● **WORK REQUEST**
Lines below that hold the word "المرور" must be copied in full.

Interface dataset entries
______________________________
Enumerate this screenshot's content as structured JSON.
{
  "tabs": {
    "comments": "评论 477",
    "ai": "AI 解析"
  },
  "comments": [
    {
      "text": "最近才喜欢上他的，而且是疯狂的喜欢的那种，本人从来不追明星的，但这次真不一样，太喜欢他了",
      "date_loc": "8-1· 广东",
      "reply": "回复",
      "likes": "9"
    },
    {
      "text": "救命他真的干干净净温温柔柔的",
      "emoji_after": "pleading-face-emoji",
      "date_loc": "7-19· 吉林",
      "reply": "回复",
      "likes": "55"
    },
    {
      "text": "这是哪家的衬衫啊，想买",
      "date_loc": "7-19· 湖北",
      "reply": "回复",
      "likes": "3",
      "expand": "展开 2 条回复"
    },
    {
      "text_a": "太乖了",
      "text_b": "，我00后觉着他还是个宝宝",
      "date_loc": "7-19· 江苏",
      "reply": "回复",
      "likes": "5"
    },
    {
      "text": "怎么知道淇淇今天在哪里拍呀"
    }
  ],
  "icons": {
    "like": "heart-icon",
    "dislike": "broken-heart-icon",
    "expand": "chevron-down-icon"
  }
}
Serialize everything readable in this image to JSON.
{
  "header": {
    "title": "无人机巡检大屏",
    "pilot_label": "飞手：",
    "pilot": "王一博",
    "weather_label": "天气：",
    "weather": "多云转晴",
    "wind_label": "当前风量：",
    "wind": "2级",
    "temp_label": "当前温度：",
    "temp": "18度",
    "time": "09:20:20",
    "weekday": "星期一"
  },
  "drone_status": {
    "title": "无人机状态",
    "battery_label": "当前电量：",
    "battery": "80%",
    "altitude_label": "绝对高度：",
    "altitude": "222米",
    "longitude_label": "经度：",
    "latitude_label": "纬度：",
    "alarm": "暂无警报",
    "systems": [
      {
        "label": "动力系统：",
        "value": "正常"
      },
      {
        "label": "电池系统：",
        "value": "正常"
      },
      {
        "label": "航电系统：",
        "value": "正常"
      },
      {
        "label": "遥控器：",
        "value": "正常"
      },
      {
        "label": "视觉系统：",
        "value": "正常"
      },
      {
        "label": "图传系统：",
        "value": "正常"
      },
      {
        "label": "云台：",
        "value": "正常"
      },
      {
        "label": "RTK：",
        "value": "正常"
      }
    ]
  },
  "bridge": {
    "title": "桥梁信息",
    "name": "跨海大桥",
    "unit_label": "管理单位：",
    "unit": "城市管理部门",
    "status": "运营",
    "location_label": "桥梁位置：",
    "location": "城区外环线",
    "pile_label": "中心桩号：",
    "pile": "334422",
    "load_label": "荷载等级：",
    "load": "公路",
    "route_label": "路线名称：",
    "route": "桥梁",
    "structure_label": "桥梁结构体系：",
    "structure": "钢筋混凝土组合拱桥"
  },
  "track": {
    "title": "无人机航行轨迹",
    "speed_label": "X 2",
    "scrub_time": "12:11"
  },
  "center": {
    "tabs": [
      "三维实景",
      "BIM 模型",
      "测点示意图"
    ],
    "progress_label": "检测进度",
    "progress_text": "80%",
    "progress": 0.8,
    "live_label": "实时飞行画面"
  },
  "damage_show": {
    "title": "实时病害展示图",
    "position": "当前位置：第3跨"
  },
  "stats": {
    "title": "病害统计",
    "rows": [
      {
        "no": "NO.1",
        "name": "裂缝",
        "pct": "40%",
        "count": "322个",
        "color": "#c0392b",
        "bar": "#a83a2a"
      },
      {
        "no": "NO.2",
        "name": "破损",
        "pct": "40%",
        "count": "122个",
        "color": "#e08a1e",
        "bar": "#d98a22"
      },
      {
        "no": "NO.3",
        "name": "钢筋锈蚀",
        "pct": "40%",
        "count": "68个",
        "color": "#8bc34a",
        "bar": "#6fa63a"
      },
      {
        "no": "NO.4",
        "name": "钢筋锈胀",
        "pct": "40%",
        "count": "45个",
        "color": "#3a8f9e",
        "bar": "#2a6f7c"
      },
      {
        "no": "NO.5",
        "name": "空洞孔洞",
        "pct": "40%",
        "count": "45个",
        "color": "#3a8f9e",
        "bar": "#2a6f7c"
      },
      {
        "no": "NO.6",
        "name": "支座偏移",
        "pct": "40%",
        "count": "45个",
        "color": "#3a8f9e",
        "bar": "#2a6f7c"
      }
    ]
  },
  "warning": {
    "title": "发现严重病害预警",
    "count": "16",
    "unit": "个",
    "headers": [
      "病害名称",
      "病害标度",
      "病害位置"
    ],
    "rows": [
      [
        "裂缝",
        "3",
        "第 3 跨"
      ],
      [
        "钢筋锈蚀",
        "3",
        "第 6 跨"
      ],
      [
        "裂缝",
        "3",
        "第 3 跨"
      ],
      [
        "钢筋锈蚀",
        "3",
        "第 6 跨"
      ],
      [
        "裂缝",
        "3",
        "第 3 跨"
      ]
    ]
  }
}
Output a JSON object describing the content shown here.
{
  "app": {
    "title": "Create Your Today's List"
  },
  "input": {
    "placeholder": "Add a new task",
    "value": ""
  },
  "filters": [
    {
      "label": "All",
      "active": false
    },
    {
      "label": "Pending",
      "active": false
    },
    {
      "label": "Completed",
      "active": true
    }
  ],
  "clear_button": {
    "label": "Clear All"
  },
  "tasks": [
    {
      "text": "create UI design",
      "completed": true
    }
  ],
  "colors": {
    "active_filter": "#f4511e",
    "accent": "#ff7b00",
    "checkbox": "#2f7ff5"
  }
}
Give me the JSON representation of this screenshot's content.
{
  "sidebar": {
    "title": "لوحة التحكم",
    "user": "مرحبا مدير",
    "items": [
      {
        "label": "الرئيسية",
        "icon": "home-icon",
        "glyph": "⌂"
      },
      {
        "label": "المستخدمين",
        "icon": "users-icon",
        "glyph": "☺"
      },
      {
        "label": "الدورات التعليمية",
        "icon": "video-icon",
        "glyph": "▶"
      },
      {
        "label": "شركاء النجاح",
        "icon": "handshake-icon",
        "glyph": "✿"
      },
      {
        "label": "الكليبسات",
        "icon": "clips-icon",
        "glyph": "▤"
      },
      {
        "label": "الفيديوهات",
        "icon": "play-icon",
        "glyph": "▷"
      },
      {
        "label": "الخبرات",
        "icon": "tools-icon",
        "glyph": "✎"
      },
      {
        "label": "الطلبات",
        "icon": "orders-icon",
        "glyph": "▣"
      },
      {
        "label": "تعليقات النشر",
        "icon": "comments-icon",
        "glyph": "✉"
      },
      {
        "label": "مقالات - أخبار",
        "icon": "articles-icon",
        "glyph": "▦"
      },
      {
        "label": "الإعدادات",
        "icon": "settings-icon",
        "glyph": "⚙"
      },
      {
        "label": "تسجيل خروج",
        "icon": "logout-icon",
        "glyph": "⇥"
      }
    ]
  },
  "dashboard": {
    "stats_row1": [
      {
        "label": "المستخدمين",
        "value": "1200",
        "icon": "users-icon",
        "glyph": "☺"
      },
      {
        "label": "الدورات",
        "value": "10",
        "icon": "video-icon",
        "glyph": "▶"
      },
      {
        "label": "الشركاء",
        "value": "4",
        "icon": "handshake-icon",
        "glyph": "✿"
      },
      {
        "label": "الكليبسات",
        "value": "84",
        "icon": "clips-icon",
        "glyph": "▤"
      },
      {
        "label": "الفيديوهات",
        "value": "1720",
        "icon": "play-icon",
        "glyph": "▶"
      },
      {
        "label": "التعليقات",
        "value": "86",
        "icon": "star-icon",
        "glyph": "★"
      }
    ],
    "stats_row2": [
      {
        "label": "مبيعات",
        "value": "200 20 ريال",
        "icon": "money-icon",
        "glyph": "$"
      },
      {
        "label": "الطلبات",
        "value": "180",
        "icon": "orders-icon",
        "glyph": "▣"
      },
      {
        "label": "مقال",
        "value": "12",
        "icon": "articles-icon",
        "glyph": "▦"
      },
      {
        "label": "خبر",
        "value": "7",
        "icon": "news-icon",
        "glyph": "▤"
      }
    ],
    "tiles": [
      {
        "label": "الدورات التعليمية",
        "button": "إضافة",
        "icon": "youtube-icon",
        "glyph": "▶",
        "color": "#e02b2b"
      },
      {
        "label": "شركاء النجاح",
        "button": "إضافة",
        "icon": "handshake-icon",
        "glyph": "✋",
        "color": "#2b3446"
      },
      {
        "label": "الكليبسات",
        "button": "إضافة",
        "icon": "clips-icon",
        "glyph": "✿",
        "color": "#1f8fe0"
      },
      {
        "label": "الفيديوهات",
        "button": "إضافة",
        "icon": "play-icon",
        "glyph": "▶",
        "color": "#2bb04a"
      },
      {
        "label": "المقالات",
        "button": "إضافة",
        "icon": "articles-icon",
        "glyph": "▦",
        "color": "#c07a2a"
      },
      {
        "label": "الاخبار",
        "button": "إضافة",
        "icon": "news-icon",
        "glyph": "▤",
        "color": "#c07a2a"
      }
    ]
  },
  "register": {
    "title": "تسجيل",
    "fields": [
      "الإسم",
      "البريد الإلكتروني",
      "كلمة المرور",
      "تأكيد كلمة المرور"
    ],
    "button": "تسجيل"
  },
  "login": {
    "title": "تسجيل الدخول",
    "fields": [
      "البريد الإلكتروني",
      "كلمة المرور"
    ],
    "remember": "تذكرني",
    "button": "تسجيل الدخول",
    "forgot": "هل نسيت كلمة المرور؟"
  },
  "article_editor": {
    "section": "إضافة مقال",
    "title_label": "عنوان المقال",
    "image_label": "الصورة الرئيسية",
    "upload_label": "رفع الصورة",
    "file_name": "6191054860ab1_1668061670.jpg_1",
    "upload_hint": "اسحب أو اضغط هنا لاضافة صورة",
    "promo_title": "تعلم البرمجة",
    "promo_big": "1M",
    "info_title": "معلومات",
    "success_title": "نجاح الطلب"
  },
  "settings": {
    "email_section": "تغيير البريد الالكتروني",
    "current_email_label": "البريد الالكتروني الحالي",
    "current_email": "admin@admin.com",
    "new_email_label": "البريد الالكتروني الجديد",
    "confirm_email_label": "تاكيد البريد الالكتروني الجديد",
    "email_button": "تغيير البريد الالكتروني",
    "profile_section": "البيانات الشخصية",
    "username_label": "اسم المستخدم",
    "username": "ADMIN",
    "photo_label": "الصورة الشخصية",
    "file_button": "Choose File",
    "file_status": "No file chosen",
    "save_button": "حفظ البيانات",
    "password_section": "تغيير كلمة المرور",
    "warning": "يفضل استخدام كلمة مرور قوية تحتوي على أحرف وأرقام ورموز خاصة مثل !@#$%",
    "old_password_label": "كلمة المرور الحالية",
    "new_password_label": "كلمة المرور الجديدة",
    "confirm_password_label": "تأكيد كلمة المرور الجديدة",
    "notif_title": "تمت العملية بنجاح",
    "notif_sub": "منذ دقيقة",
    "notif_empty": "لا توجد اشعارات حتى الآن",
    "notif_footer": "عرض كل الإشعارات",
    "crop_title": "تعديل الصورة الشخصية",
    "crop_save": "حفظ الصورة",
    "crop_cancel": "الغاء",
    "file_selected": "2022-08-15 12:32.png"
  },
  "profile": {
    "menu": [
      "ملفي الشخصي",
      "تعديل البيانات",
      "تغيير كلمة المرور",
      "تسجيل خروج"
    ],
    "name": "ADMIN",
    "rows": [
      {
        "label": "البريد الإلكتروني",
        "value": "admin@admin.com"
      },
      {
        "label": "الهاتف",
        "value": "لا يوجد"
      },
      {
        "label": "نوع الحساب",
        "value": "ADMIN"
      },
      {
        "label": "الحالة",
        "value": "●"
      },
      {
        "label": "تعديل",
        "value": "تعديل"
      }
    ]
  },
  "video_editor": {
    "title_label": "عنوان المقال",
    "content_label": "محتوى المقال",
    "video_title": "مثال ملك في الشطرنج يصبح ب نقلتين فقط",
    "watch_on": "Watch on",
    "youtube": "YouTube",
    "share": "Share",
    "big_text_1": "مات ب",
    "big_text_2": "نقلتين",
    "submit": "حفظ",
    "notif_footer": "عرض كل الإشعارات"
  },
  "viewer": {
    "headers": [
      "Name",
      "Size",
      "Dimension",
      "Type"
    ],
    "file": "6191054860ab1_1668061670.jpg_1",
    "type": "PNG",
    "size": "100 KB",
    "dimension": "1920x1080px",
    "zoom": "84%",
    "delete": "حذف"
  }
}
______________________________
● **EXERCISE RESPONSE**
      "كلمة المرور",
      "تأكيد كلمة المرور"
      "كلمة المرور"
    "forgot": "هل نسيت كلمة المرور؟"
    "password_section": "تغيير كلمة المرور",
    "old_password_label": "كلمة المرور الحالية",
    "new_password_label": "كلمة المرور الجديدة",
    "confirm_password_label": "تأكيد كلمة المرور الجديدة",
      "تغيير كلمة المرور",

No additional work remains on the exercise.